◆ **Working data**:
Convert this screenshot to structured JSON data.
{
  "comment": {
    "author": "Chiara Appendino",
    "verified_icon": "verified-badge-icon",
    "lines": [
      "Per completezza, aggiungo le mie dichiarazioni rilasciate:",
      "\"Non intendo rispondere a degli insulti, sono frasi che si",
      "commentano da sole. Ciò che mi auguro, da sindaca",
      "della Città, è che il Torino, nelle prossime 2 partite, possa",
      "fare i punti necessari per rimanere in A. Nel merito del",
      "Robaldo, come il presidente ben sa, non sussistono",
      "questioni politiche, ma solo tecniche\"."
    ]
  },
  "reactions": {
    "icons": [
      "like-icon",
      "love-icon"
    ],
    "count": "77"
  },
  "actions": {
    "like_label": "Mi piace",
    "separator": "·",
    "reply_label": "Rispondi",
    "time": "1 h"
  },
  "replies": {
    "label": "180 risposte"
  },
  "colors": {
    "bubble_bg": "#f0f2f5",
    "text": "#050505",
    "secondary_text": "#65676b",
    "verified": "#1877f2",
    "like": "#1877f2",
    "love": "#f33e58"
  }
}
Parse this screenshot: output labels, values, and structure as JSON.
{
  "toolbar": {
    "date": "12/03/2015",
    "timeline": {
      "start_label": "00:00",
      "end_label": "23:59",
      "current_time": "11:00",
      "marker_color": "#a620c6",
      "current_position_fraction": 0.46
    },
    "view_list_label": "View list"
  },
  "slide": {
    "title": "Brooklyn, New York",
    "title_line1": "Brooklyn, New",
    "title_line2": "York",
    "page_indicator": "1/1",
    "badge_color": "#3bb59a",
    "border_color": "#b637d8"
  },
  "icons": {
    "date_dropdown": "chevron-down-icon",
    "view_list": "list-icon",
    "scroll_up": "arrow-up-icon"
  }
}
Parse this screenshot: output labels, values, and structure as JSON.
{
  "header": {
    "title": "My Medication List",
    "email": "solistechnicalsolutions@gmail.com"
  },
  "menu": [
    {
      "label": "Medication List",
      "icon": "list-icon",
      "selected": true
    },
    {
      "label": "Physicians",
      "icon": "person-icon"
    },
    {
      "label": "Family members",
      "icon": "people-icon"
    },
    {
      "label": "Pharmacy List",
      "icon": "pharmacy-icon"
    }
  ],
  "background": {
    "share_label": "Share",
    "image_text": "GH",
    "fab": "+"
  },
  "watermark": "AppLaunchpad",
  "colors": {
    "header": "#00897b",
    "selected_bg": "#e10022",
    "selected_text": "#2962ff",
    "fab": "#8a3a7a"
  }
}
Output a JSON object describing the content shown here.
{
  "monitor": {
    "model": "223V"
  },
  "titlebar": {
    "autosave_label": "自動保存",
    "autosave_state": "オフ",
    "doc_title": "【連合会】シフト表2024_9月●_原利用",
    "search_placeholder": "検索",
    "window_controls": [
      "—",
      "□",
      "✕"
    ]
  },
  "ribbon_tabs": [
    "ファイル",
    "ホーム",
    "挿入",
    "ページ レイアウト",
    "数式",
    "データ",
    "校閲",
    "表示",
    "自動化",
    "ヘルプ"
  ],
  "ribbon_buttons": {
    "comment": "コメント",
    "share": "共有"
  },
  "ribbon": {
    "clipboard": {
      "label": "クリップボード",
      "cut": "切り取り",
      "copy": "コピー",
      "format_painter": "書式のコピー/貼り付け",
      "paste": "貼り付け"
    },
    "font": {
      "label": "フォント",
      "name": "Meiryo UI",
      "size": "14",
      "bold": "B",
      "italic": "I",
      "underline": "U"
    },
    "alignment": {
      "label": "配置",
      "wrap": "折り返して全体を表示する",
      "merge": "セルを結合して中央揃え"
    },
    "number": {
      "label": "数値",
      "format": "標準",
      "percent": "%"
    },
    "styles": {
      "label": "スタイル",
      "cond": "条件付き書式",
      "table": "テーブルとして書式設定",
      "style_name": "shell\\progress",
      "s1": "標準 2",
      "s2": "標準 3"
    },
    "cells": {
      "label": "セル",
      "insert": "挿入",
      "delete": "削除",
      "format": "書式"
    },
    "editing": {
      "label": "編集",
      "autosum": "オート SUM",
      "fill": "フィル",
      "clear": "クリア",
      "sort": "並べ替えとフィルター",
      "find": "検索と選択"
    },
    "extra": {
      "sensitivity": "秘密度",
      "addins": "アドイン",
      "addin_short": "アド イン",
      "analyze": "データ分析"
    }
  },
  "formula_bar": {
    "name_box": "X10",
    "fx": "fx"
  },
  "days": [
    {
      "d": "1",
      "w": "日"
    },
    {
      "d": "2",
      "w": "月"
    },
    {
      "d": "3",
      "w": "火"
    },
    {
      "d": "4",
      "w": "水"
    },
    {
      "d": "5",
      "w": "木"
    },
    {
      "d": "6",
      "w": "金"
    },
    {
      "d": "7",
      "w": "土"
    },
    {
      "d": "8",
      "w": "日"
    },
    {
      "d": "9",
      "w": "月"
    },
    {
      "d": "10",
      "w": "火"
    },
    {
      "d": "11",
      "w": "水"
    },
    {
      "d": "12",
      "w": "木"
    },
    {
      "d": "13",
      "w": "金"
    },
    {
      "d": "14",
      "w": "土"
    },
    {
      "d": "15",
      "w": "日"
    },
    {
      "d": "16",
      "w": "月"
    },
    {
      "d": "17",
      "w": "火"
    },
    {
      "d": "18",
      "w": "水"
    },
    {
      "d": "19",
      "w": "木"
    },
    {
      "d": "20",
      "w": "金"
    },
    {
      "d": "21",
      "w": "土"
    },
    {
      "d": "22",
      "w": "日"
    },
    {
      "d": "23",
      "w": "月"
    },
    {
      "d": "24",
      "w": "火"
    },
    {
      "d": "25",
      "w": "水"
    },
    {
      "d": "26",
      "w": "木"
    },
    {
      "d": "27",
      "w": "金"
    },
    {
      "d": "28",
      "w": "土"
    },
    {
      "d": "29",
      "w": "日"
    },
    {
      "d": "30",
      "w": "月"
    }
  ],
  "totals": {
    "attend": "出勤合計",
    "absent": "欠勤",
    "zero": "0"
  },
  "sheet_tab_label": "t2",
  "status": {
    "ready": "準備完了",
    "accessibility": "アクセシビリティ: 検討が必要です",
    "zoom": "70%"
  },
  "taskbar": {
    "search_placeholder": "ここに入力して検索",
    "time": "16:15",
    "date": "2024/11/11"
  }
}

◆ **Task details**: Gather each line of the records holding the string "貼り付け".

◆ **Exercise solution**:
      "format_painter": "書式のコピー/貼り付け",
      "paste": "貼り付け"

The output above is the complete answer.